Despite this demonstration of power, Putin insisted that Russian possession of these nuclear warheads is non-aggressive. “We aren’t threatening anyone, we aren’t going to attack anyone,” he said in his address. “The growing Russian military power will guarantee global peace.” The weapons would primarily serve as a deterrent for any country considering an attack on Russia and its allies. This distinction is important given Putin’s close, yet controversial partnership with Syrian President Bashar al-Assad. “It upped the game in Syria,” said Francesca Eremeeva ’20, an International Relations major. “Putin’s saying, ‘Whatever the United States decides to do here [in Syria], we reserve the right to respond in any way we deem is appropriate, because they’re our allies.’”
In the same address, he boasted that the new weapons program would render NATO forces “completely useless.”
Since the announcement, Putin has been accused of attempting to revive an arms race and spawn another Cold War, both of which he has denied, according to the BBC. Responding to these accusations, he emphasized the success of the Russian Federation, despite it being continuously targeted and excluded by the West.
“I want to tell all those who have fueled the arms race over the last 15 years, sought to win unilateral advantages over Russia, introduced unlawful sanctions aimed to contain our country’s development: all that you wanted to impede with your policies have already happened,” said President Putin. “You have failed to contain Russia.”
Jeremy Bash, former chief of staff in the CIA and Department of Defense, told NBC News that Putin’s address is confirmation that the Kremlin has become emboldened by the Trump administration. “A speech like Putin’s is the nexus of national defense strategy and machismo — it’s an effort by Putin to say, ‘Not only am I shirtless, but I have nuclear weapons.”
This year’s address was held in March, for the first time in 10 years, three weeks before the Russian presidential election, according to Newsweek. Lacking any major campaign rallies, the address was perhaps the only major, albeit unnecessary, appeal to the Russian public for votes. An opinion poll conducted by the Russian Public Opinion Center found that 69.1 percent of Russian voters were in favor of Putin serving a fourth term as president. So while Putin’s continued reign is almost assured, the president may have been trying to increase overall voter turnout from an apathetic population, according to The Washington Post.

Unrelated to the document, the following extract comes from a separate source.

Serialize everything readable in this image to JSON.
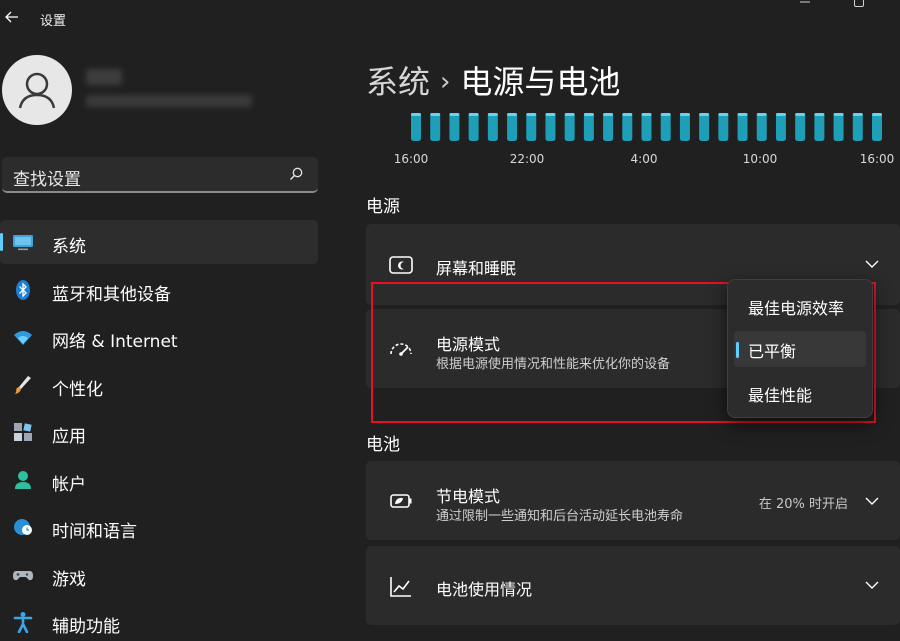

“He doesn’t just want to win” said Eremeeva, “he wants mass enthusiasm and support of his message. Opposition scares Putin because it robs his enthusiasm. He always needs something to justify that he’s strong and he’s successful. Showcasing three weapons that have the potential to blow up the United States excites some people.”
While attendees applauded the video of the new missiles, some critics question the existence of the weapons; Putin did not present any photographic evidence. Journalists from the Russian newspaper The Insider reported that the video simulations were reused from 2007. U.S. officials also reported that they previously knew about the weapons and have been tracking their failed missile testings in the Russian Arctic, according to ABC News. Stephen Jones, the chair of Russian and Eurasian studies at Mount Holyoke, also voiced doubts about the significance of Putin’s announcement. “It is saber rattling, making public what the Americans already know about Putin’s weapons program,” he said.
The missiles’ legitimacy is being questioned by native Russians as well with a flood of memes hitting social media that parody the missiles with references to “Austin Powers” and “Star Wars,” according to Newsweek.
Nevertheless, the existence of these weapons may not matter.
“The Russian President … is campaigning on the promise of nuclear annihilation,” wrote Amherst College professor and Russian-American journalist Masha Gessen for The New Yorker. “Whether or not the new weapons he described in this stump speech are real is immaterial; the old ones are more than sufficient to cause a nuclear holocaust.”
Putin invited the world to help name the new missile. Within the first 17 hours since the naming competition was launched, the Russian ministry reported that they received 63,000 name suggestions, according to The Moscow Times. Interested parties also took to the Russian Defense Ministry’s Facebook page where they suggested everything from “Kremlin’s Hand” and “Peace Envoy” to “Goodbye America.”
If it is time to say “Goodbye America,” Putin’s video suggests that Florida may be the first to go. “If I was a Floridian,” said Jones, “I would move to Alaska.”